Mushrooms, in all their shapes, sizes, colours, textures represent this exciting time of year. When out on an Autumn stroll, we feel incredibly lucky to find a puffball or a patch of shiitakes and we revel in our found treasure.
There is a mysticism around mushrooms – are they edible, poisonous, magical... Foraging mushrooms becomes a study and a lifestyle. People are protective over their patches and watch for them before someone finds them first.
Mycophagy is the act of consuming mushrooms and it dates back to ancient times. Edible mushroom species have been found in association with 13,000-year- old archaeological sites in Chile. The first reliable evidence of mushroom consumption dates to several hundred years BC in China. The Chinese value mushrooms for medicinal properties as well as for food. Ancient Romans and Greeks, particularly the upper classes, used mushrooms for culinary purposes. Food tasters were employed by Roman emperors to ensure that mushrooms were safe to eat.
We hope that you enjoy these early fall foods and the flavours of our forests.
As the seasons change, so do our menus. We’re always featuring a different theme or ingredient that highlights the moment. To celebrate Autumn, we’re featuring mushrooms found in our forests. View our current menu here.
Montgomery Drive, between Wilson Street and Old Dundas Road, is currently closed for construction. Please plan your visit accordingly.
Live acoustic music is now at Ancaster Mill. Every Saturday evening we will feature local artists in the dining room from 7-10pm.

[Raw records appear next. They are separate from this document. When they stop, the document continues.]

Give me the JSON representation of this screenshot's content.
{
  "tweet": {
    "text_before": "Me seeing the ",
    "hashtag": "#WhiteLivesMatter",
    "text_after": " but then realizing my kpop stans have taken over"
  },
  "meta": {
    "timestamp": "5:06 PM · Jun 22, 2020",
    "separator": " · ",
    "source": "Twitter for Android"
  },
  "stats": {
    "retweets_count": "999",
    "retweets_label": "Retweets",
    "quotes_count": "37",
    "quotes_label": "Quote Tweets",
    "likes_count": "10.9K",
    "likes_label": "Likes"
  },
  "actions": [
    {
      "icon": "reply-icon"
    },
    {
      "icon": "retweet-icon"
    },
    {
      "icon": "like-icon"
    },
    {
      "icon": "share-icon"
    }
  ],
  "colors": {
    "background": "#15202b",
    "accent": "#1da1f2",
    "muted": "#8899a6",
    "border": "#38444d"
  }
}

A romantic location next to a waterfall, the natural serene and scenic ambience of Ancaster Mill paves the way for a perfect wedding.